According to the FBI’s 2021 Elder Fraud Report, more than $1.7 Billion was lost to fraud and scams by people over 60 in 2021. This group had the highest number of incidents and the greatest losses, according to the report.
However, this doesn’t mean that you should target your grandparents to learn phishing tricks at your next family gathering. Although older adults may have more risk factors than others, scammers can still target anyone. However, everyone is better at avoiding scams if they are well informed.
Families and caregivers may have their own stories about scams. Taylor Patskanick, AgeLab at the Massachusetts Institute of Technology, recommends that there be a “multigenerational conversation” about the topic.

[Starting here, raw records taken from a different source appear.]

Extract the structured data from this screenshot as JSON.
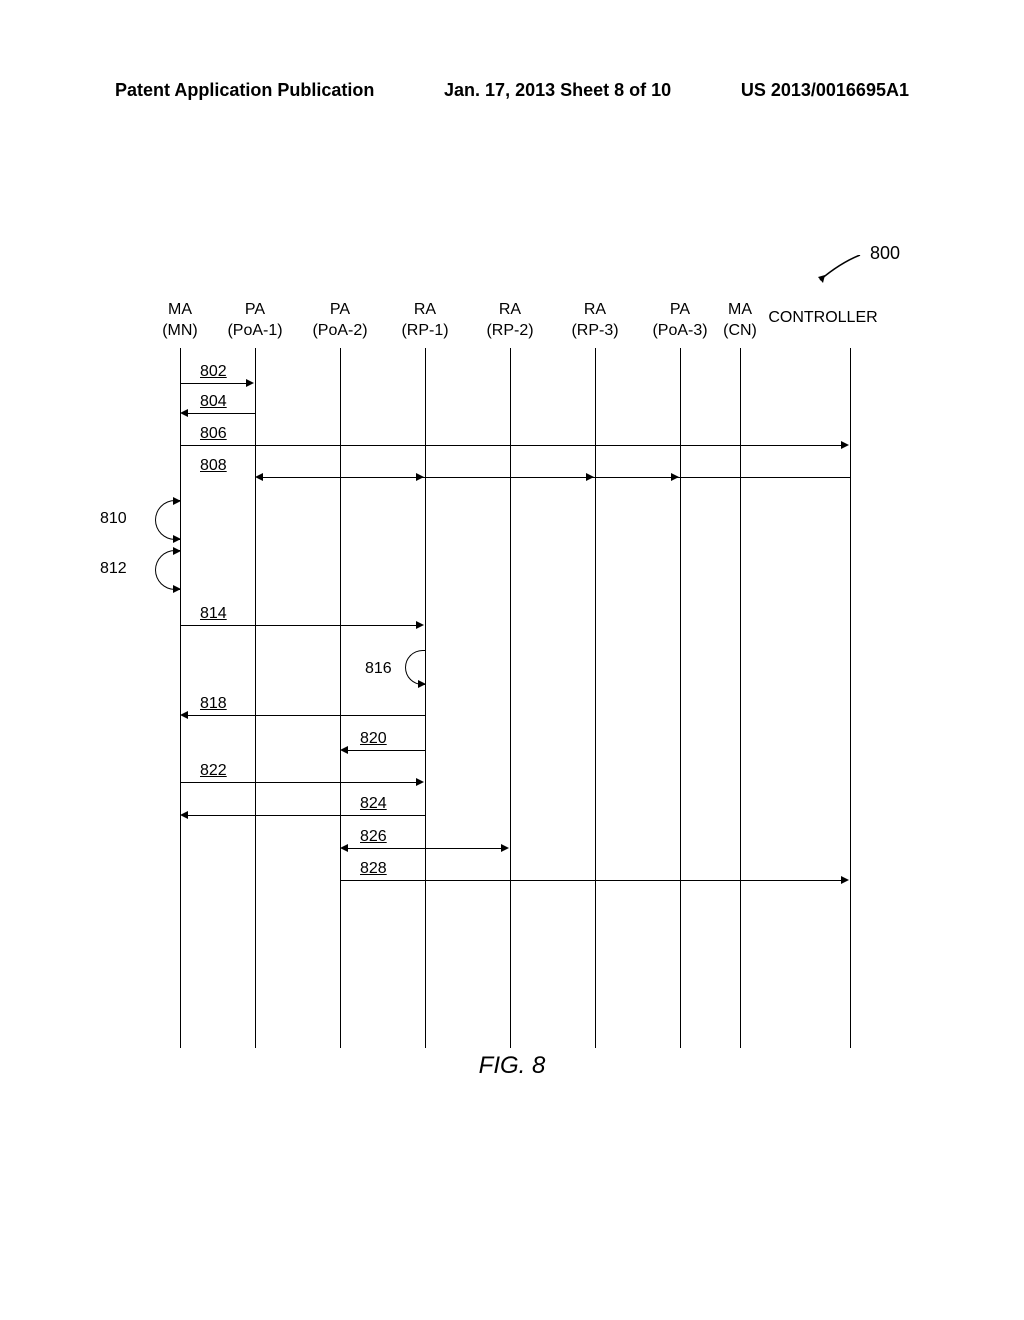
{
  "header": {
    "left": "Patent Application Publication",
    "center": "Jan. 17, 2013  Sheet 8 of 10",
    "right": "US 2013/0016695A1"
  },
  "diagram": {
    "ref_number": "800",
    "lanes": [
      {
        "top": "MA",
        "bottom": "(MN)"
      },
      {
        "top": "PA",
        "bottom": "(PoA-1)"
      },
      {
        "top": "PA",
        "bottom": "(PoA-2)"
      },
      {
        "top": "RA",
        "bottom": "(RP-1)"
      },
      {
        "top": "RA",
        "bottom": "(RP-2)"
      },
      {
        "top": "RA",
        "bottom": "(RP-3)"
      },
      {
        "top": "PA",
        "bottom": "(PoA-3)"
      },
      {
        "top": "MA",
        "bottom": "(CN)"
      },
      {
        "top": "CONTROLLER",
        "bottom": ""
      }
    ],
    "messages": {
      "m802": "802",
      "m804": "804",
      "m806": "806",
      "m808": "808",
      "m810": "810",
      "m812": "812",
      "m814": "814",
      "m816": "816",
      "m818": "818",
      "m820": "820",
      "m822": "822",
      "m824": "824",
      "m826": "826",
      "m828": "828"
    },
    "caption": "FIG. 8"
  }
}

Talking about fraud and financial exploitation can help seniors avoid falling for scams. However, younger people could benefit from a reminder.
This is what you need to know to make the conversation more productive for everyone.
Addressing risk factors for fraud
Research is showing that scams are more common in older adults. Here are some examples:
Insufficient knowledge to avoid scams.
A panel of seniors aged 85 and over discussed fraud and financial exploitation at MIT AgeLab.
“We heard a lot from them about really lacking information — very precise information about a scam that was circulating,” Patskanick says.
According to Patskanick, older adults “articulated a common understanding that they have gaps in technology knowledge which can make it easy for them, sometimes, to be prey for digitally-enabled financial exploitation, fraud, and exploitation.”
Preventing scams in the elderly can help them avoid being scammed again, according to a 2014 study in Basic and Applied Social Psychology.
Not only older adults can benefit from
According to a 2021 study by the Financial Industry Regulatory Authority (or FINRA), a non-governmental organization that regulates U.S. securities market, even a three-minute viewing of a video on investing fraud techniques decreased susceptibility to financial crime in all ages. The effect lasted longer if the information was repeated.
Talking about fraud and scams during a family gathering can help everyone avoid them in the long-term.
Common types frauds and scams
There are very few scams that target only older adults. However, there are others like the grandparent scam (explained further below).
These are the most prevalent types of fraud and scams targeting older adults. They were reported to the Senate Special Committee on Aging’s Fraud Hotline, and/or FBI’s Internet Crime Complaint Center.
Tech Support scam
It’s a scam: Scammers claim they are working for companies such as Microsoft, Apple, or Google. They may claim that your phone or computer has been infected with viruses, or ask for remote access.
How to deal with it: Don’t lose computer access or your personal information. Talk to a tech-savvy friend who can help you determine if it is a problem and how to fix it.
Government impersonation scam
It’s a scam: Scammers pretend to work for the IRS, Social Security, Medicare, or Medicare. They may claim that you owe money, need a new ID card or owe them money. Then they ask for your personal information and a payment.
How to deal with it: Do not send money or provide personal information. You can confirm if there is an issue by obtaining the contact information of the agency via a “.gov”. website such as IRS.gov or USA.gov.
It’s a scam: Scammers pretend to be grandchild or another relative. They may claim that they are in serious financial trouble and urgently need funds to fly, pay a medical bill, or bail.
How to deal with it: Don’t immediately send money or share personal information. You can check on the whereabouts of your family member with another relative, or contact them using an online or phone number that is theirs.
It’s a scam. They claim to be offering a sweepstakes, or lottery. You might be told you have won a large prize but that you must pay taxes or fees in order to collect it. Then they will ask you for financial information.
How to deal with it: Don’t give away your personal information or money. Real sweepstakes won’t require you to pay anything to enter or to win a prize.
Resources to help guide conversations
These are additional anti-fraud resources that older adults can use to get information about current scams and how to stop them.
The Federal Trade Commission (FTC) has an anti-fraud campaign for older adults called “ Pass It On “. The campaign provides simple instructions in English or Spanish on how to avoid common frauds.
The U.S. Department of Justice’s Elder Justice Initiative provides resources and guidance on how to report abuse and financial exploitation of seniors.
The author of this article received a journalism fellowship from Gerontological Society of America and the Journalists Network on Generations.